*EXCERPTED DATA*:

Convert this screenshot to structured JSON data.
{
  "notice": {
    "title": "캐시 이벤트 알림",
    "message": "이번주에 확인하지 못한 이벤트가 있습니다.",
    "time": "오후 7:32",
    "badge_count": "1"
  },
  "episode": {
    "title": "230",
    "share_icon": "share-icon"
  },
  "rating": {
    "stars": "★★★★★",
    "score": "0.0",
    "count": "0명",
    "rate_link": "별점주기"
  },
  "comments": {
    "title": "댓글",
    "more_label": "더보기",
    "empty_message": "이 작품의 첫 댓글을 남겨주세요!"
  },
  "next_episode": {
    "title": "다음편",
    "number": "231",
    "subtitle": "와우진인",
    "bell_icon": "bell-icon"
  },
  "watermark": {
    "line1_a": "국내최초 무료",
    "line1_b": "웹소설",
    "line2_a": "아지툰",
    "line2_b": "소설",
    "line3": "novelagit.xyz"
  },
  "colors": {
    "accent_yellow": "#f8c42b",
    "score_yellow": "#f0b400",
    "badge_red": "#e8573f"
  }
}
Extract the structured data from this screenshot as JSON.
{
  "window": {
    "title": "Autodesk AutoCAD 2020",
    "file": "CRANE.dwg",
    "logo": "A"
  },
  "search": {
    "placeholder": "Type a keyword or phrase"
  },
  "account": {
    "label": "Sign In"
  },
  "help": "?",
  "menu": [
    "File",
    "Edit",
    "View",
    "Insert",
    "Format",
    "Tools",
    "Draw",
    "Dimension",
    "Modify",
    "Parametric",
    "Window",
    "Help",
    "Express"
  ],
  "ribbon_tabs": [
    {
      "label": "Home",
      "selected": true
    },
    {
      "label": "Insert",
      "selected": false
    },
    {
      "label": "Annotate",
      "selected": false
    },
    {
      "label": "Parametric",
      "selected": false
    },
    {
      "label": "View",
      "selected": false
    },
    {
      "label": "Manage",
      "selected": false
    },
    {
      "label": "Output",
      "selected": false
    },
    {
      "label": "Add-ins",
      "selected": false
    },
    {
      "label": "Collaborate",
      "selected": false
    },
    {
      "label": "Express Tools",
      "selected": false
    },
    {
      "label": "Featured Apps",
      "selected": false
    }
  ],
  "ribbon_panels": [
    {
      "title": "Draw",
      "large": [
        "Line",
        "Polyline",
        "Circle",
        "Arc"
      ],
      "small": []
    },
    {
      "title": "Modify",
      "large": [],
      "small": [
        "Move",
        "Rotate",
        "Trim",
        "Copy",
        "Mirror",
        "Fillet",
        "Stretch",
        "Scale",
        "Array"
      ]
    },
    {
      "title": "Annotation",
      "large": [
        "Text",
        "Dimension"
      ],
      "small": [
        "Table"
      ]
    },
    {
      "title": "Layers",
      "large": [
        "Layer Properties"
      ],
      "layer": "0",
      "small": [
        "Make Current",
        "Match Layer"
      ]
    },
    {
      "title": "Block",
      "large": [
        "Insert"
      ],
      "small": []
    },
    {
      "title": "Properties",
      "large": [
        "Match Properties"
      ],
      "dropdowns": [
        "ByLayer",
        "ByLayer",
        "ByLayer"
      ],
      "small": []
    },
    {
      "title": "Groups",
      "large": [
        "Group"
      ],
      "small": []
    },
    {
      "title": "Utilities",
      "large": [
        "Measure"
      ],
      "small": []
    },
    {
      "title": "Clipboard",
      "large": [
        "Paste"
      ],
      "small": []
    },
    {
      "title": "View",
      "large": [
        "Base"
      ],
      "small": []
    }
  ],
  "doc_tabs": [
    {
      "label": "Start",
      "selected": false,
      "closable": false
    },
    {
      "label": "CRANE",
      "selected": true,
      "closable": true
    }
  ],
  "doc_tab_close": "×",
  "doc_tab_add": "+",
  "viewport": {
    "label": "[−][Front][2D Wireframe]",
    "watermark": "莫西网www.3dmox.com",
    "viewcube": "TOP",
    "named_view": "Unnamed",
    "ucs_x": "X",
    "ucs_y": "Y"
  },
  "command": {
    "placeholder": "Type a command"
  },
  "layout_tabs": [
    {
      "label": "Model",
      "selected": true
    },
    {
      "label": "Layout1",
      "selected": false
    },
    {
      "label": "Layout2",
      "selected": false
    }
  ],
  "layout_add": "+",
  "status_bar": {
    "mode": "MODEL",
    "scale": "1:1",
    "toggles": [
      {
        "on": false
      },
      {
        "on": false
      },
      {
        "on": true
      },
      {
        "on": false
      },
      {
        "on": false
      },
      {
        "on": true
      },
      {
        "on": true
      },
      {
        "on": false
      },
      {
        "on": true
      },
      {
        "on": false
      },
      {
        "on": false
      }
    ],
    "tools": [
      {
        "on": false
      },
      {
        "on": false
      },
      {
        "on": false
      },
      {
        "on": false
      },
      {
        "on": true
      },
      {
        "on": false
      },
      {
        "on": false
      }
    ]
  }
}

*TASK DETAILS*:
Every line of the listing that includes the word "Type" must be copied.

*FINAL ANSWER*:
    "placeholder": "Type a keyword or phrase"
    "placeholder": "Type a command"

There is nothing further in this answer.